§ **Available data**
+-------+

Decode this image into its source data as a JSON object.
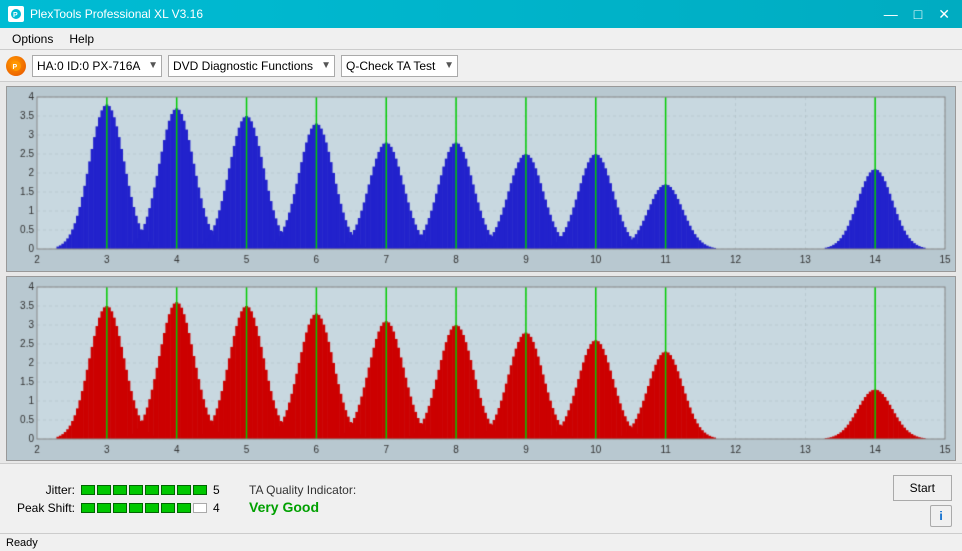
{
  "titleBar": {
    "title": "PlexTools Professional XL V3.16",
    "minBtn": "—",
    "maxBtn": "□",
    "closeBtn": "✕"
  },
  "menuBar": {
    "items": [
      "Options",
      "Help"
    ]
  },
  "toolbar": {
    "device": "HA:0 ID:0 PX-716A",
    "function": "DVD Diagnostic Functions",
    "test": "Q-Check TA Test"
  },
  "bottomPanel": {
    "jitterLabel": "Jitter:",
    "jitterSegments": 8,
    "jitterEmptySegments": 0,
    "jitterValue": "5",
    "peakShiftLabel": "Peak Shift:",
    "peakShiftSegments": 7,
    "peakShiftEmptySegments": 1,
    "peakShiftValue": "4",
    "taQualityLabel": "TA Quality Indicator:",
    "taQualityValue": "Very Good",
    "startButton": "Start"
  },
  "statusBar": {
    "text": "Ready"
  },
  "charts": {
    "topChart": {
      "color": "#0000cc",
      "peakColor": "#00cc00",
      "yMax": 4,
      "xMin": 2,
      "xMax": 15
    },
    "bottomChart": {
      "color": "#cc0000",
      "peakColor": "#00cc00",
      "yMax": 4,
      "xMin": 2,
      "xMax": 15
    }
  }
}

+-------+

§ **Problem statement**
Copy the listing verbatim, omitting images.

§ **Output below**
Decode this image into its source data as a JSON object.
{
  "titleBar": {
    "title": "PlexTools Professional XL V3.16",
    "minBtn": "—",
    "maxBtn": "□",
    "closeBtn": "✕"
  },
  "menuBar": {
    "items": [
      "Options",
      "Help"
    ]
  },
  "toolbar": {
    "device": "HA:0 ID:0 PX-716A",
    "function": "DVD Diagnostic Functions",
    "test": "Q-Check TA Test"
  },
  "bottomPanel": {
    "jitterLabel": "Jitter:",
    "jitterSegments": 8,
    "jitterEmptySegments": 0,
    "jitterValue": "5",
    "peakShiftLabel": "Peak Shift:",
    "peakShiftSegments": 7,
    "peakShiftEmptySegments": 1,
    "peakShiftValue": "4",
    "taQualityLabel": "TA Quality Indicator:",
    "taQualityValue": "Very Good",
    "startButton": "Start"
  },
  "statusBar": {
    "text": "Ready"
  },
  "charts": {
    "topChart": {
      "color": "#0000cc",
      "peakColor": "#00cc00",
      "yMax": 4,
      "xMin": 2,
      "xMax": 15
    },
    "bottomChart": {
      "color": "#cc0000",
      "peakColor": "#00cc00",
      "yMax": 4,
      "xMin": 2,
      "xMax": 15
    }
  }
}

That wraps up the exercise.